Skip to content. | Skip to navigation

Personal tools

Navigation

Imagined Museums

Art and Modernity in Postcolonial Morocco

2010
Author:

Katarzyna Pieprzak

Imagined Museums

What happens when national museums fall apart?

Imagined Museums examines the intertwined politics surrounding art and modernization in Morocco from 1912 to the present. In this first cultural history of modern Moroccan art and its museums, Katarzyna Pieprzak goes beyond the investigation of national institutions to treat the history and evolution of multiple museums as cultural architectures that both enshrine the past and look to the future.

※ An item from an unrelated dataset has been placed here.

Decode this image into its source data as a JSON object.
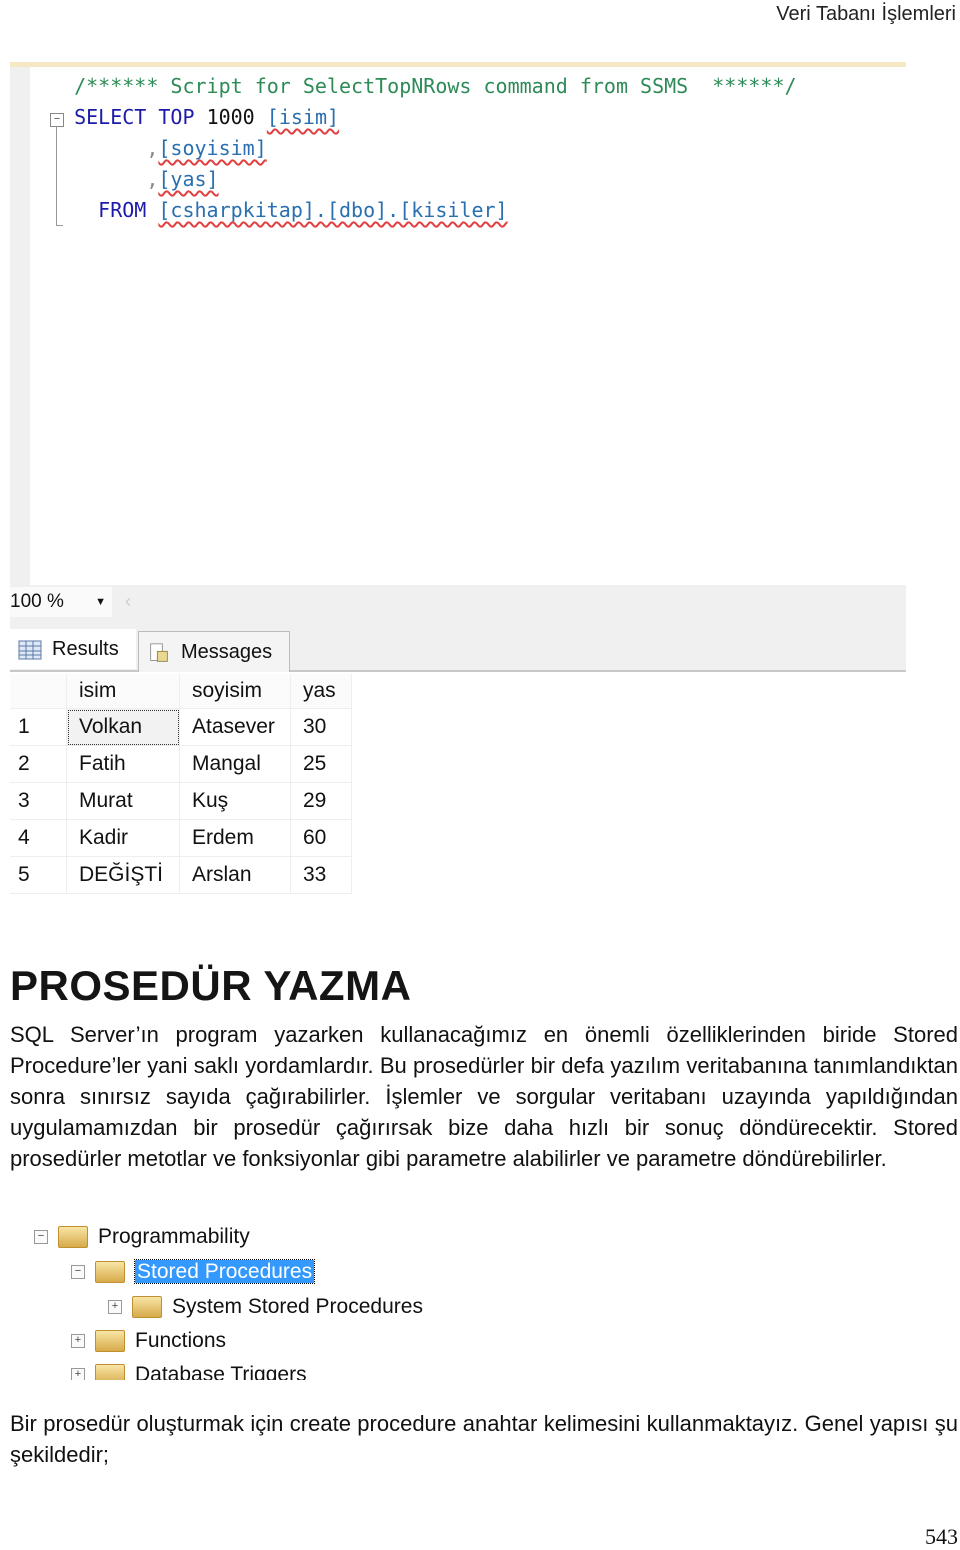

Katarzyna Pieprzak’s fieldwork conducted in Moroccan museums has resulted in a highly engaging book. Imagined Museums is both a fascinating account of Moroccan cultural productions and a remarkable ethnography.

Susan Slyomovics, author of The Performance of Human Rights in Morocco

Imagined Museums examines the intertwined politics surrounding art and modernization in Morocco from 1912 to the present by considering the structure of the museum not only as a modern institution but also as a national monument to modernity, asking what happens when museum monuments start to crumble.

In an analysis of museum history, exhibition policy, the lack of national museum space for modern art, and postmodern exhibit spaces in Morocco, Katarzyna Pieprzak focuses on the role that art plays in the social fabric of a modernizing Morocco. She argues that the decay of colonial and national institutions of culture has invited the rethinking of the museum and generated countermuseums to stage new narratives of art, memory, and modernity. Through these spaces she explores a range of questions: How is modernity imagined locally? How are claims to modernity articulated? How is Moroccan modernity challenged globally?

In this first cultural history of modern Moroccan art and its museums, Pieprzak goes beyond the investigation of national institutions to treat the history and evolution of multiple museums—from official state and corporate exhibition spaces to informal, popular, street-level art and performance spaces—as cultural architectures that both enshrine the past and look to the future.

Imagined Museums

Katarzyna Pieprzak is associate professor of French and comparative literature at Williams College.

Imagined Museums

Katarzyna Pieprzak’s fieldwork conducted in Moroccan museums has resulted in a highly engaging book. Imagined Museums is both a fascinating account of Moroccan cultural productions and a remarkable ethnography.

Susan Slyomovics, author of The Performance of Human Rights in Morocco

Imagined Museums is a highly original and significant contribution to postcolonial museum studies, contemporary Moroccan art history, and cultural studies of the Maghreb.

Mary Vogl, The Middle East Journal

The information she [Pieprzak] provides is invaluable. Her detailed studies in the first section of the book offer an interesting counterpoint to the history of alternative structures in the second section, presenting readers with an informed argument grounding contemporary practice in Morocco. This book is a wonderful addition to extant theorizations of both museum practices and modernity.

Journal of Contemporary African Art

This is an invaluable book about the history and politics of cultural production and the making and unmaking processes of museology in a postcolonial setting. The book provides important historical and regional context, and it expands an understanding of the museological implications of the discourses of modernity.

Museum Anthropology News

Imagined Museums innovatively combines theories and methodologies from museum studies, art history, anthropology, comparative literary studies, and postcolonial studies. In particular, it is a landmark contribution to the fields of museum studies, art history, and Middle Eastern and North African studies.

...Imagined Museums is a significant achievement, a must-read for anyone interested in art and politics in the Middle East and North Africa, and in postcolonial museum practices more generally. It is also well-written, concise, and thought-provoking, making it quite suitable for course adoptions.

Museum Anthropology Review